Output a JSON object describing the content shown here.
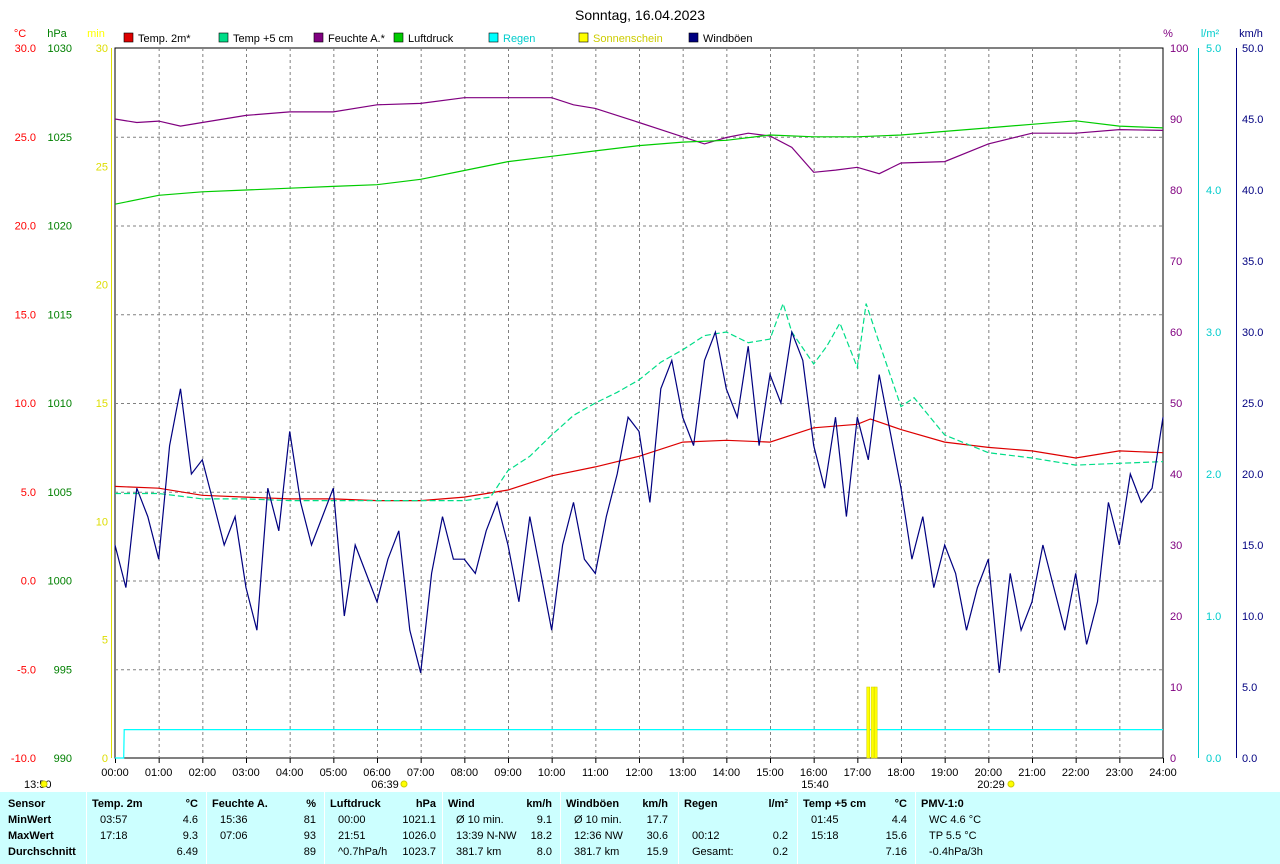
{
  "chart_data": {
    "type": "line",
    "title": "Sonntag, 16.04.2023",
    "x_ticks": [
      "00:00",
      "01:00",
      "02:00",
      "03:00",
      "04:00",
      "05:00",
      "06:00",
      "07:00",
      "08:00",
      "09:00",
      "10:00",
      "11:00",
      "12:00",
      "13:00",
      "14:00",
      "15:00",
      "16:00",
      "17:00",
      "18:00",
      "19:00",
      "20:00",
      "21:00",
      "22:00",
      "23:00",
      "24:00"
    ],
    "x_range_hours": [
      0,
      24
    ],
    "grid": true,
    "axes": {
      "temp": {
        "unit": "°C",
        "range": [
          -10,
          30
        ],
        "ticks": [
          "-10.0",
          "-5.0",
          "0.0",
          "5.0",
          "10.0",
          "15.0",
          "20.0",
          "25.0",
          "30.0"
        ],
        "color": "#ff0000"
      },
      "pressure": {
        "unit": "hPa",
        "range": [
          990,
          1030
        ],
        "ticks": [
          "990",
          "995",
          "1000",
          "1005",
          "1010",
          "1015",
          "1020",
          "1025",
          "1030"
        ],
        "color": "#008000"
      },
      "sunshine": {
        "unit": "min",
        "range": [
          0,
          30
        ],
        "ticks": [
          "0",
          "5",
          "10",
          "15",
          "20",
          "25",
          "30"
        ],
        "color": "#ffff00"
      },
      "humidity": {
        "unit": "%",
        "range": [
          0,
          100
        ],
        "ticks": [
          "0",
          "10",
          "20",
          "30",
          "40",
          "50",
          "60",
          "70",
          "80",
          "90",
          "100"
        ],
        "color": "#800080"
      },
      "rain": {
        "unit": "l/m²",
        "range": [
          0,
          5
        ],
        "ticks": [
          "0.0",
          "1.0",
          "2.0",
          "3.0",
          "4.0",
          "5.0"
        ],
        "color": "#00cccc"
      },
      "wind": {
        "unit": "km/h",
        "range": [
          0,
          50
        ],
        "ticks": [
          "0.0",
          "5.0",
          "10.0",
          "15.0",
          "20.0",
          "25.0",
          "30.0",
          "35.0",
          "40.0",
          "45.0",
          "50.0"
        ],
        "color": "#000080"
      }
    },
    "legend_placement": "top",
    "series": [
      {
        "name": "Temp. 2m*",
        "color": "#dd0000",
        "axis": "temp",
        "x": [
          0,
          1,
          2,
          3,
          4,
          5,
          6,
          7,
          8,
          9,
          10,
          11,
          12,
          13,
          14,
          15,
          16,
          17,
          17.3,
          18,
          19,
          20,
          21,
          22,
          23,
          24
        ],
        "y": [
          5.3,
          5.2,
          4.8,
          4.7,
          4.6,
          4.6,
          4.5,
          4.5,
          4.7,
          5.1,
          5.9,
          6.4,
          7.0,
          7.8,
          7.9,
          7.8,
          8.6,
          8.8,
          9.1,
          8.5,
          7.8,
          7.5,
          7.3,
          6.9,
          7.3,
          7.2
        ]
      },
      {
        "name": "Temp +5 cm",
        "color": "#00dd88",
        "dashed": true,
        "axis": "temp",
        "x": [
          0,
          1,
          2,
          3,
          4,
          5,
          6,
          7,
          8,
          8.6,
          9,
          9.5,
          10,
          10.5,
          11,
          11.5,
          12,
          12.5,
          13,
          13.5,
          14,
          14.5,
          15,
          15.3,
          15.5,
          16,
          16.3,
          16.6,
          17,
          17.2,
          17.5,
          18,
          18.3,
          19,
          20,
          21,
          22,
          23,
          24
        ],
        "y": [
          4.9,
          4.9,
          4.6,
          4.6,
          4.5,
          4.5,
          4.5,
          4.5,
          4.5,
          4.7,
          6.2,
          7.0,
          8.2,
          9.3,
          10.0,
          10.6,
          11.3,
          12.3,
          13.0,
          13.8,
          14.0,
          13.4,
          13.6,
          15.6,
          14.0,
          12.2,
          13.2,
          14.5,
          12.0,
          15.6,
          13.4,
          9.8,
          10.3,
          8.2,
          7.2,
          6.9,
          6.5,
          6.6,
          6.7
        ]
      },
      {
        "name": "Feuchte A.*",
        "color": "#800080",
        "axis": "humidity",
        "x": [
          0,
          0.5,
          1,
          1.5,
          2,
          3,
          4,
          5,
          6,
          7,
          8,
          9,
          10,
          10.5,
          11,
          12,
          13,
          13.5,
          14,
          14.5,
          15,
          15.5,
          16,
          16.5,
          17,
          17.5,
          18,
          19,
          20,
          21,
          22,
          23,
          24
        ],
        "y": [
          90,
          89.5,
          89.7,
          89,
          89.5,
          90.5,
          91,
          91,
          92,
          92.2,
          93,
          93,
          93,
          92,
          91.5,
          89.5,
          87.5,
          86.5,
          87.4,
          88,
          87.6,
          86,
          82.5,
          82.8,
          83.2,
          82.3,
          83.8,
          84,
          86.5,
          88,
          88,
          88.5,
          88.4
        ]
      },
      {
        "name": "Luftdruck",
        "color": "#00cc00",
        "axis": "pressure",
        "x": [
          0,
          1,
          2,
          3,
          4,
          5,
          6,
          7,
          8,
          9,
          10,
          11,
          12,
          13,
          14,
          15,
          16,
          17,
          18,
          19,
          20,
          21,
          22,
          23,
          24
        ],
        "y": [
          1021.2,
          1021.7,
          1021.9,
          1022.0,
          1022.1,
          1022.2,
          1022.3,
          1022.6,
          1023.1,
          1023.6,
          1023.9,
          1024.2,
          1024.5,
          1024.7,
          1024.8,
          1025.1,
          1025.0,
          1025.0,
          1025.1,
          1025.3,
          1025.5,
          1025.7,
          1025.9,
          1025.6,
          1025.5
        ]
      },
      {
        "name": "Regen",
        "color": "#00ffff",
        "axis": "rain",
        "x": [
          0,
          0.2,
          0.21,
          24
        ],
        "y": [
          0,
          0,
          0.2,
          0.2
        ]
      },
      {
        "name": "Sonnenschein",
        "color": "#ffff00",
        "axis": "sunshine",
        "bars": [
          {
            "x": 17.25,
            "y": 3
          },
          {
            "x": 17.35,
            "y": 3
          },
          {
            "x": 17.42,
            "y": 3
          }
        ]
      },
      {
        "name": "Windböen",
        "color": "#000080",
        "axis": "wind",
        "x": [
          0,
          0.25,
          0.5,
          0.75,
          1,
          1.25,
          1.5,
          1.75,
          2,
          2.25,
          2.5,
          2.75,
          3,
          3.25,
          3.5,
          3.75,
          4,
          4.25,
          4.5,
          4.75,
          5,
          5.25,
          5.5,
          5.75,
          6,
          6.25,
          6.5,
          6.75,
          7,
          7.25,
          7.5,
          7.75,
          8,
          8.25,
          8.5,
          8.75,
          9,
          9.25,
          9.5,
          9.75,
          10,
          10.25,
          10.5,
          10.75,
          11,
          11.25,
          11.5,
          11.75,
          12,
          12.25,
          12.5,
          12.75,
          13,
          13.25,
          13.5,
          13.75,
          14,
          14.25,
          14.5,
          14.75,
          15,
          15.25,
          15.5,
          15.75,
          16,
          16.25,
          16.5,
          16.75,
          17,
          17.25,
          17.5,
          17.75,
          18,
          18.25,
          18.5,
          18.75,
          19,
          19.25,
          19.5,
          19.75,
          20,
          20.25,
          20.5,
          20.75,
          21,
          21.25,
          21.5,
          21.75,
          22,
          22.25,
          22.5,
          22.75,
          23,
          23.25,
          23.5,
          23.75,
          24
        ],
        "y": [
          15,
          12,
          19,
          17,
          14,
          22,
          26,
          20,
          21,
          18,
          15,
          17,
          12,
          9,
          19,
          16,
          23,
          18,
          15,
          17,
          19,
          10,
          15,
          13,
          11,
          14,
          16,
          9,
          6,
          13,
          17,
          14,
          14,
          13,
          16,
          18,
          15,
          11,
          17,
          13,
          9,
          15,
          18,
          14,
          13,
          17,
          20,
          24,
          23,
          18,
          26,
          28,
          24,
          22,
          28,
          30,
          26,
          24,
          29,
          22,
          27,
          25,
          30,
          28,
          22,
          19,
          24,
          17,
          24,
          21,
          27,
          23,
          19,
          14,
          17,
          12,
          15,
          13,
          9,
          12,
          14,
          6,
          13,
          9,
          11,
          15,
          12,
          9,
          13,
          8,
          11,
          18,
          15,
          20,
          18,
          19,
          24
        ]
      }
    ]
  },
  "chart_labels": {
    "axis_units": [
      "°C",
      "hPa",
      "min",
      "%",
      "l/m²",
      "km/h"
    ],
    "time_markers": [
      "06:39",
      "15:40",
      "20:29"
    ],
    "left_bottom_marker": "13:50"
  },
  "stats": {
    "rows": [
      "MinWert",
      "MaxWert",
      "Durchschnitt"
    ],
    "sensor_label": "Sensor",
    "columns": [
      {
        "title": "Temp. 2m",
        "unit": "°C",
        "cells": [
          [
            "03:57",
            "4.6"
          ],
          [
            "17:18",
            "9.3"
          ],
          [
            "",
            "6.49"
          ]
        ]
      },
      {
        "title": "Feuchte A.",
        "unit": "%",
        "cells": [
          [
            "15:36",
            "81"
          ],
          [
            "07:06",
            "93"
          ],
          [
            "",
            "89"
          ]
        ]
      },
      {
        "title": "Luftdruck",
        "unit": "hPa",
        "cells": [
          [
            "00:00",
            "1021.1"
          ],
          [
            "21:51",
            "1026.0"
          ],
          [
            "^0.7hPa/h",
            "1023.7"
          ]
        ]
      },
      {
        "title": "Wind",
        "unit": "km/h",
        "cells": [
          [
            "Ø 10 min.",
            "9.1"
          ],
          [
            "13:39  N-NW",
            "18.2"
          ],
          [
            "381.7 km",
            "8.0"
          ]
        ]
      },
      {
        "title": "Windböen",
        "unit": "km/h",
        "cells": [
          [
            "Ø 10 min.",
            "17.7"
          ],
          [
            "12:36  NW",
            "30.6"
          ],
          [
            "381.7 km",
            "15.9"
          ]
        ]
      },
      {
        "title": "Regen",
        "unit": "l/m²",
        "cells": [
          [
            "",
            ""
          ],
          [
            "00:12",
            "0.2"
          ],
          [
            "Gesamt:",
            "0.2"
          ]
        ]
      },
      {
        "title": "Temp +5 cm",
        "unit": "°C",
        "cells": [
          [
            "01:45",
            "4.4"
          ],
          [
            "15:18",
            "15.6"
          ],
          [
            "",
            "7.16"
          ]
        ]
      },
      {
        "title": "PMV-1:0",
        "unit": "",
        "cells": [
          [
            "WC 4.6 °C",
            ""
          ],
          [
            "TP 5.5 °C",
            ""
          ],
          [
            "-0.4hPa/3h",
            ""
          ]
        ]
      }
    ]
  }
}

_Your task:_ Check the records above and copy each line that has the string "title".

_Task result:_
    "title": "Sonntag, 16.04.2023",
        "title": "Temp. 2m",
        "title": "Feuchte A.",
        "title": "Luftdruck",
        "title": "Wind",
        "title": "Windböen",
        "title": "Regen",
        "title": "Temp +5 cm",
        "title": "PMV-1:0",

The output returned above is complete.